An important aspect of the new New England industrialism was Slater's concept of inviting entire families to move to factory towns. Next to the factories houses were built for the new workers. Company stores and company-financed civic buildings filled the streets of the new towns, which were founded on the wealth from weaving.

From some of the factories it was not textiles but machinery, firearms, shoes, watches, and instruments that marched out the doors on their way to the markets of the world.

New England inventors and engineers gained a reputation for ingenuity that survives today, and samples of "Yankee ingenuity" are still proudly displayed.

New England's commercial success brought New Englanders wealth and sophistication. Boston, chief city of the region, was proud to call itself the "Athens of America." But times change, and changing times brought changed circumstances to the region in the next century.

New England Now

Millions of immigrants who had come from abroad to share in New England's commercial boom were left with minimal skills in a diminishing job market. New England's farms, set on rocky soil in a northern climate, were outproduced and out-sold by the vast farms in other areas of the country.

The stock market crash of 1929 and its aftermath spelled the bitter end of New England's golden age. What had once been America's richest, proudest, and most cultured region was now economically depressed, politically corrupt, and spiritually defeated.

But New England was still beautiful, historic, and proud. In the years after World War II, New Englanders realized that their land had other kinds of wealth. New England's hundreds of colleges and universities were leaders in education. The New England landscape was sprinkled with graceful towns and villages. New Englanders were as ingenious as ever, and the chilly waters of the Atlantic still held a wealth of seafood, so New England survived, and even prospered again.

In recent decades, graduates of New England's universities, no matter where they came from, settled here and founded small computer and life sciences companies that became large companies employing tens of thousands.

The sturdy old 19th-century textile mills of brick and granite were recycled as company offices and factories. The name of Route 128, (now I-95) Boston's ring road, became synonymous with the computer industry, and several Boston-area neighborhoods—Kendall Square, Seaport, Longwood—are synonymous with high-tech and biotech. Finance and insurance add to the region's wealth.

New England's picturesque towns and villages found a new vocation as the great old houses were transformed to historic inns, and the more modest houses began to provide bed and breakfast to travelers and vacationers.

Connecticut, Massachusetts and New Hampshire are among the wealthiest states in the country.

New England Facts & Firsts

Basketball was invented in 1891 by Dr James Naismith in Springfield MA. You can visit the Basketball Hall of Fame there.
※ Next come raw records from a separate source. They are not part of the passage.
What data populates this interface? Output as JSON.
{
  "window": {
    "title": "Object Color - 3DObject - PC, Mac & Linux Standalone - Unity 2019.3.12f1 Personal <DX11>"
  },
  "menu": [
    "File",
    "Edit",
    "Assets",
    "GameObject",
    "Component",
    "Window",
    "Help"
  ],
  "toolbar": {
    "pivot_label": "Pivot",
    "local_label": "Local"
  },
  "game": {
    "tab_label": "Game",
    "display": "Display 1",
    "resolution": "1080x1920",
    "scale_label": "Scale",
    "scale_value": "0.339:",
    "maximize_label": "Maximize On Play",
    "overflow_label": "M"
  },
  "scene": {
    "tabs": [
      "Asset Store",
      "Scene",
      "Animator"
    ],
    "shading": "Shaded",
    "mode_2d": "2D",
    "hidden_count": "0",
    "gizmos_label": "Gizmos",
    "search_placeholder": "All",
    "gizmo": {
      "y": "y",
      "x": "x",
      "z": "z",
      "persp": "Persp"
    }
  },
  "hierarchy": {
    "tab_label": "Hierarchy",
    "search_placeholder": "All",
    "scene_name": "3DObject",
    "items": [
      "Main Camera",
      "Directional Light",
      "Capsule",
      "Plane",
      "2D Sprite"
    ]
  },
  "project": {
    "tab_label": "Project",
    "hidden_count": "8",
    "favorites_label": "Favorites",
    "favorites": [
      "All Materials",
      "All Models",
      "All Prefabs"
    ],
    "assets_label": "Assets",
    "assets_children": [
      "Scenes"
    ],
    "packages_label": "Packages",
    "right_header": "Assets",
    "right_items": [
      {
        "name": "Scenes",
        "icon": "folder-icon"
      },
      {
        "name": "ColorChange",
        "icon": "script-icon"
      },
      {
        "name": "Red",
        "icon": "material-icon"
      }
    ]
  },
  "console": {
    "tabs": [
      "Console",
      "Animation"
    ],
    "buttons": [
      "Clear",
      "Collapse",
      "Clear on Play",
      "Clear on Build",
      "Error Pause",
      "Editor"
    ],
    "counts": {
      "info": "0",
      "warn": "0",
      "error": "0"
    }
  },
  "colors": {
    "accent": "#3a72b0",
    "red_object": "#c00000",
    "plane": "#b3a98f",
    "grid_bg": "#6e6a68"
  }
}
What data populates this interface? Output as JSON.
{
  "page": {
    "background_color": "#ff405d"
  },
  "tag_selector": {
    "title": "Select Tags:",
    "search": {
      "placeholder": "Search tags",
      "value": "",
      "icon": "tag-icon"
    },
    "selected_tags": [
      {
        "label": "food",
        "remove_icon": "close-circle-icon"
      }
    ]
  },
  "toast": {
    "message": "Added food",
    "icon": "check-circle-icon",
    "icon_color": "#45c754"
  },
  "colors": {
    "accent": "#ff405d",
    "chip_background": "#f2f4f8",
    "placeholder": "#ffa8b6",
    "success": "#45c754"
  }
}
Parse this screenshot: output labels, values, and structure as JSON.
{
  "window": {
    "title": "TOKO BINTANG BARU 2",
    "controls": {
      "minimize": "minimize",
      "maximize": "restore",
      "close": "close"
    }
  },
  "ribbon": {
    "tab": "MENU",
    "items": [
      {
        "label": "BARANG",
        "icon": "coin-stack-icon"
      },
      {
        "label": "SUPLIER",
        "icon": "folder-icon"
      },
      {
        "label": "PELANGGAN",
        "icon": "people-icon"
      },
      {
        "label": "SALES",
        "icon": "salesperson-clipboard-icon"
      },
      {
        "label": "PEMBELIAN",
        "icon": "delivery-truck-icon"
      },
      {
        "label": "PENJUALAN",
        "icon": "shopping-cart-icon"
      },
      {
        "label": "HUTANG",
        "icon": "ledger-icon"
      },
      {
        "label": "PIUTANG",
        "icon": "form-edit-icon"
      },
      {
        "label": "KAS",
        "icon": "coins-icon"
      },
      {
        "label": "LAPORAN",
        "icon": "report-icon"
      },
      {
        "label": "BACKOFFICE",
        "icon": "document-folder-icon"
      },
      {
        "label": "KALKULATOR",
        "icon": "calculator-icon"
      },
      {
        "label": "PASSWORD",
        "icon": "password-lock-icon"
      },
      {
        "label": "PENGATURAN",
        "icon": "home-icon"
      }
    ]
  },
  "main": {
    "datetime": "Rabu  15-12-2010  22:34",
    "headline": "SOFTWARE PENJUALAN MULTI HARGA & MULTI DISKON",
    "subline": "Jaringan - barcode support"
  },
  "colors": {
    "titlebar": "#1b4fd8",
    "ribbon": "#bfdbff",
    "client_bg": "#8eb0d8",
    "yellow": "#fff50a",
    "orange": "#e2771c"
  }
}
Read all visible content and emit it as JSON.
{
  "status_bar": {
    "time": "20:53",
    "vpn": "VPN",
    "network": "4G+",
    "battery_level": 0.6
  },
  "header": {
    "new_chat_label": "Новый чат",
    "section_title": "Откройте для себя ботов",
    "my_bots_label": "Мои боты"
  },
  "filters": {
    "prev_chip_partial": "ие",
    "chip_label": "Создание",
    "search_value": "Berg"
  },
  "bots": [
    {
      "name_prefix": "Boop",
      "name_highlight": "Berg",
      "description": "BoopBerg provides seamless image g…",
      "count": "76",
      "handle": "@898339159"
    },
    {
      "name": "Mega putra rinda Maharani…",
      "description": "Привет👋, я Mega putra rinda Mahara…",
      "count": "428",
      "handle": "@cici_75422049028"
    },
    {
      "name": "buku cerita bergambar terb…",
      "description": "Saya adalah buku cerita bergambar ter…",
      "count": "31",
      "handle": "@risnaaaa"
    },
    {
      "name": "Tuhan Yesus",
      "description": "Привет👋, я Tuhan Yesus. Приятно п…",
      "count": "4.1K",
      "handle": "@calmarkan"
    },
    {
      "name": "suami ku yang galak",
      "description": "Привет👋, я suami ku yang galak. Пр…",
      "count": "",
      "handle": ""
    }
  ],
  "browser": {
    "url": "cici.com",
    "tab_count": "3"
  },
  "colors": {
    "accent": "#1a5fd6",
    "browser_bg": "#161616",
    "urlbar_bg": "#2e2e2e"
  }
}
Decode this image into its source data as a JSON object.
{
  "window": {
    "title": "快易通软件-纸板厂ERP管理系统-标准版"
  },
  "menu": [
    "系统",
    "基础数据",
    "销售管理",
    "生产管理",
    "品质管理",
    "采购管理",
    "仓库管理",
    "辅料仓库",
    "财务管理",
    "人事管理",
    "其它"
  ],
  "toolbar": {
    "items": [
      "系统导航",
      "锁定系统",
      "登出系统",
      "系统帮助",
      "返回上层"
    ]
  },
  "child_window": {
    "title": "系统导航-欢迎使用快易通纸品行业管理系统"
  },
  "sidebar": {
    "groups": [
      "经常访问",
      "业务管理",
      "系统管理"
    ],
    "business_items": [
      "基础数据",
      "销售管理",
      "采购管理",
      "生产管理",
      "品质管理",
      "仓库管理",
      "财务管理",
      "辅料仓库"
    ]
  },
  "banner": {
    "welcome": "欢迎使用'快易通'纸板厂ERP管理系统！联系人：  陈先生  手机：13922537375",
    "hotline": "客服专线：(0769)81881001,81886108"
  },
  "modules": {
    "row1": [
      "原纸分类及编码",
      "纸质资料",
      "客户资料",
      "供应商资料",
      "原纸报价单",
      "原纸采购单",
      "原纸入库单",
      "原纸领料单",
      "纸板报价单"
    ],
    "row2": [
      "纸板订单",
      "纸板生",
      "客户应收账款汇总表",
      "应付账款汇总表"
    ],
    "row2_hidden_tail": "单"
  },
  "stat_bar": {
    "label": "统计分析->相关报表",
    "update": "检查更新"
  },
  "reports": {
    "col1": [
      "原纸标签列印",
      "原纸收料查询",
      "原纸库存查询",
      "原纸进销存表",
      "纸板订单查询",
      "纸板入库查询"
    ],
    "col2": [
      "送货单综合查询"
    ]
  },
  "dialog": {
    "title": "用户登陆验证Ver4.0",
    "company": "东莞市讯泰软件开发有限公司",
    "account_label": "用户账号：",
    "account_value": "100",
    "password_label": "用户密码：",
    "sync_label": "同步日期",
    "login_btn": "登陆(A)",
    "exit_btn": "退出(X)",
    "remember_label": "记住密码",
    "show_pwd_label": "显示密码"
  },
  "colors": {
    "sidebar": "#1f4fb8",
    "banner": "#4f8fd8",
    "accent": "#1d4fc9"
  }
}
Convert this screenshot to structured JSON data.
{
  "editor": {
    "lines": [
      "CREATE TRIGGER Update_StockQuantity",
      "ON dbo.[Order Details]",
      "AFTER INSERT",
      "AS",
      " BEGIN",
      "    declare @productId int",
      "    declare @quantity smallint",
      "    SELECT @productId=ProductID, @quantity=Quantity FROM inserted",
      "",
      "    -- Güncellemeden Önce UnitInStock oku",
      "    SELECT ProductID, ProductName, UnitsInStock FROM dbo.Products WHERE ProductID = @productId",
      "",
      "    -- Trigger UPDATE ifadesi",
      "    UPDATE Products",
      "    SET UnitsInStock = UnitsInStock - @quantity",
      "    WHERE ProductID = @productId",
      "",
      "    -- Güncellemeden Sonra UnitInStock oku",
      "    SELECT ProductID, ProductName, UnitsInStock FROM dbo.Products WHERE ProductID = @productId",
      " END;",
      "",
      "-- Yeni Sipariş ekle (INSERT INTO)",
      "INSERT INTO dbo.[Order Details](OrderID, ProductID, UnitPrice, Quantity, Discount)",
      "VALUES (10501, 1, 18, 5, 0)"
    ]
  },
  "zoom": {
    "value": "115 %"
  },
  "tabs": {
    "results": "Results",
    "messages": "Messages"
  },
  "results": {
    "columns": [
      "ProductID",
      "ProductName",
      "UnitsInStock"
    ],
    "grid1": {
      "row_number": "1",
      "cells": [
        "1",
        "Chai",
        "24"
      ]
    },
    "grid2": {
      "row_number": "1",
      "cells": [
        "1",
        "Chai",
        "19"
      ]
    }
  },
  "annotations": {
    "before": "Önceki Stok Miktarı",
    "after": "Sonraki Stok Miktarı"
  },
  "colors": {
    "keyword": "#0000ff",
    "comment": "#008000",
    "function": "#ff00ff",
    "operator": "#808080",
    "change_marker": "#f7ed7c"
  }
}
Four years later, William Morgan invented volleyball in nearby Holyoke MA.

Dollar bills are printed on paper produced by the Crane Paper Company of Dalton MA, main paper supplier to the US Mint.

Great Barrington MA was the first town in the world to have electric street lights, in 1886.

• Sylvester Graham (1794-1851) of Northampton MA advocated a diet of vegetables and coarse-milled grains, so he invented the Graham cracker.

• Boston is at a latitude similar to Barcelona, Rome and Istanbul.

Harvard University, America's oldest institution of higher learning, was founded in 1636. It has the largest academic research library in the world.

• Of the 200+ of people accused of witchcraft in Salem MA in 1692, only one confessed—and she claimed others had forced her into evil. At least 25 people were executed or died in jail because of the superstition.

Mount Washington (6288 feet/1917 meters), with the highest summit east of the Rockies, had the highest winds ever recorded that was not part of a tropical cyclone: 231 miles per hour. The summit qualifies as an arctic climate zone.

• Boston's subway system (underground railway, Metro) was the first to be built in the western hemisphere.

• The Smiley (or Smiley Face) was created in Worcester MA in 1963 by artist Harvey Ball (1921-2001).